When we hear the word design, most of us associate design with "well-designed" products or user interfaces. For example, Apple has been known for their well-designed products for decades as are numerous other companies. It is true that design can increase customer willingness to pay and loyalty. But "design" is much more than "well-designed" products or interfaces.

A smaller subset of people that hear the word design, think of "design thinking," which is a perspective taking root in the engineering and entrepreneurship world emphasizing empathy in the design process. Sometimes this framework has been referred to as human-centered design, because it takes the needs of the individual as a starting point for the development of a new product or service. The key to design thinking is to try and understand the real pains or gains your customers are seeking. I like to discuss this in terms of the job to be done, meaning, what is the job that your product does for a customer. Most often we are quick to recognize the functional job, but we forget the social and emotional jobs that products do. Design thinking leverages tools like ethnography and contextual interviews to better understand these jobs to be done.

But even a smaller subset of people who hear the word design, consider how design could change the world. Stewart Kauffman, the legendary biologist and complexity theorist phrased it most succinctly when he asked me the question: "when will it be time to think about how the economy can serve humanity rather than how humanity can serve the economy." He coined a sentiment that we all feel deep inside should be true but recognize may be different than the world we have created together.

Consider another angle on the issue. Many people spend hours every day playing video games, virtually checking out of reality. On the surface, we may be tempted to ask, what's wrong with these people wasting their lives? But as Jane McGonagall reframes the question, what's wrong with reality that so many people want to check out of reality. It's a thought-provoking question. Could reality be designed in such a way that more people want to check in and engage?

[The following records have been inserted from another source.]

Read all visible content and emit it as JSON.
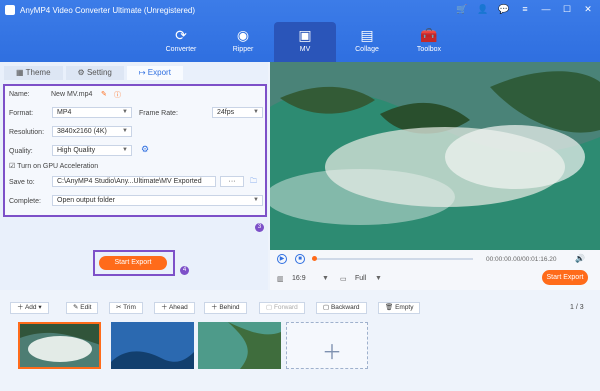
{
  "app": {
    "title": "AnyMP4 Video Converter Ultimate (Unregistered)"
  },
  "nav": [
    {
      "label": "Converter"
    },
    {
      "label": "Ripper"
    },
    {
      "label": "MV"
    },
    {
      "label": "Collage"
    },
    {
      "label": "Toolbox"
    }
  ],
  "tabs": [
    {
      "label": "Theme"
    },
    {
      "label": "Setting"
    },
    {
      "label": "Export"
    }
  ],
  "settings": {
    "name_label": "Name:",
    "name_value": "New MV.mp4",
    "format_label": "Format:",
    "format_value": "MP4",
    "frame_rate_label": "Frame Rate:",
    "frame_rate_value": "24fps",
    "resolution_label": "Resolution:",
    "resolution_value": "3840x2160 (4K)",
    "quality_label": "Quality:",
    "quality_value": "High Quality",
    "gpu_label": "Turn on GPU Acceleration",
    "save_label": "Save to:",
    "save_value": "C:\\AnyMP4 Studio\\Any...Ultimate\\MV Exported",
    "complete_label": "Complete:",
    "complete_value": "Open output folder",
    "step_badge_1": "3",
    "step_badge_2": "4"
  },
  "export": {
    "button_label": "Start Export"
  },
  "player": {
    "time": "00:00:00.00/00:01:16.20",
    "ratio": "16:9",
    "full": "Full",
    "start_export": "Start Export"
  },
  "tools": [
    {
      "label": "Add"
    },
    {
      "label": "Edit"
    },
    {
      "label": "Trim"
    },
    {
      "label": "Ahead"
    },
    {
      "label": "Behind"
    },
    {
      "label": "Forward"
    },
    {
      "label": "Backward"
    },
    {
      "label": "Empty"
    }
  ],
  "page": {
    "counter": "1 / 3"
  },
  "colors": {
    "accent": "#2F6FE0",
    "export": "#FF6B1A",
    "highlight": "#7D50C8"
  }
}
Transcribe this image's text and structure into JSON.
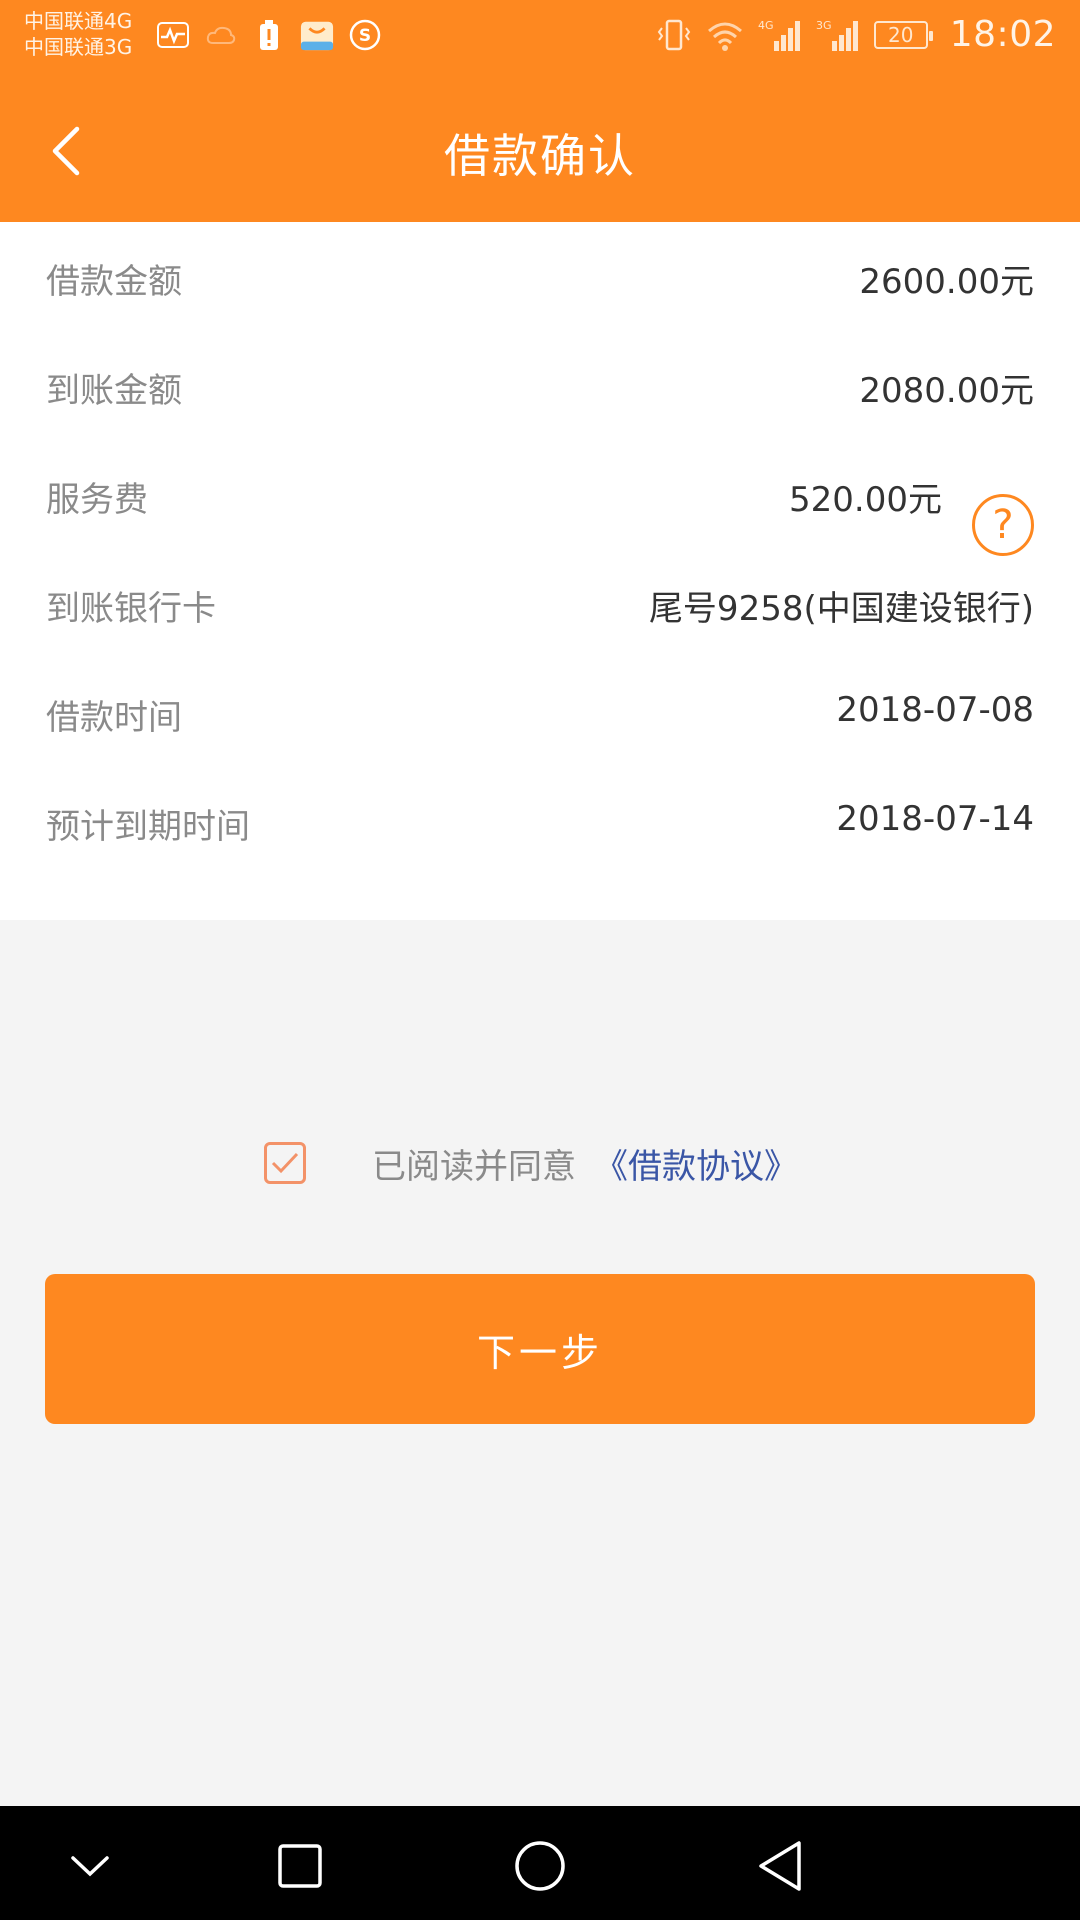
{
  "status_bar": {
    "carrier_line1": "中国联通4G",
    "carrier_line2": "中国联通3G",
    "network1": "4G",
    "network2": "3G",
    "battery": "20",
    "time": "18:02"
  },
  "header": {
    "title": "借款确认"
  },
  "details": [
    {
      "label": "借款金额",
      "value": "2600.00元"
    },
    {
      "label": "到账金额",
      "value": "2080.00元"
    },
    {
      "label": "服务费",
      "value": "520.00元"
    },
    {
      "label": "到账银行卡",
      "value": "尾号9258(中国建设银行)"
    },
    {
      "label": "借款时间",
      "value": "2018-07-08"
    },
    {
      "label": "预计到期时间",
      "value": "2018-07-14"
    }
  ],
  "help_icon": "?",
  "agreement": {
    "checked": true,
    "text": "已阅读并同意",
    "link": "《借款协议》"
  },
  "next_button": "下一步",
  "colors": {
    "brand": "#fe8820",
    "link": "#3a56a6",
    "checkbox": "#f39268"
  },
  "icons": {
    "back": "chevron-left-icon",
    "help": "question-circle-icon",
    "check": "checkmark-icon",
    "nav": [
      "chevron-down-icon",
      "square-icon",
      "circle-icon",
      "triangle-back-icon"
    ]
  }
}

More broadly, could we "design" reality not just for the gamers, but for all of us, to serve our humanity better? I believe good design brings joy, provokes thought, eases discomfort, and other benefits. Revolutionary design can change the way we live and the world we live in to serve our humanity, rather than the other way around. I hope to collaborate with these designers today and in the future.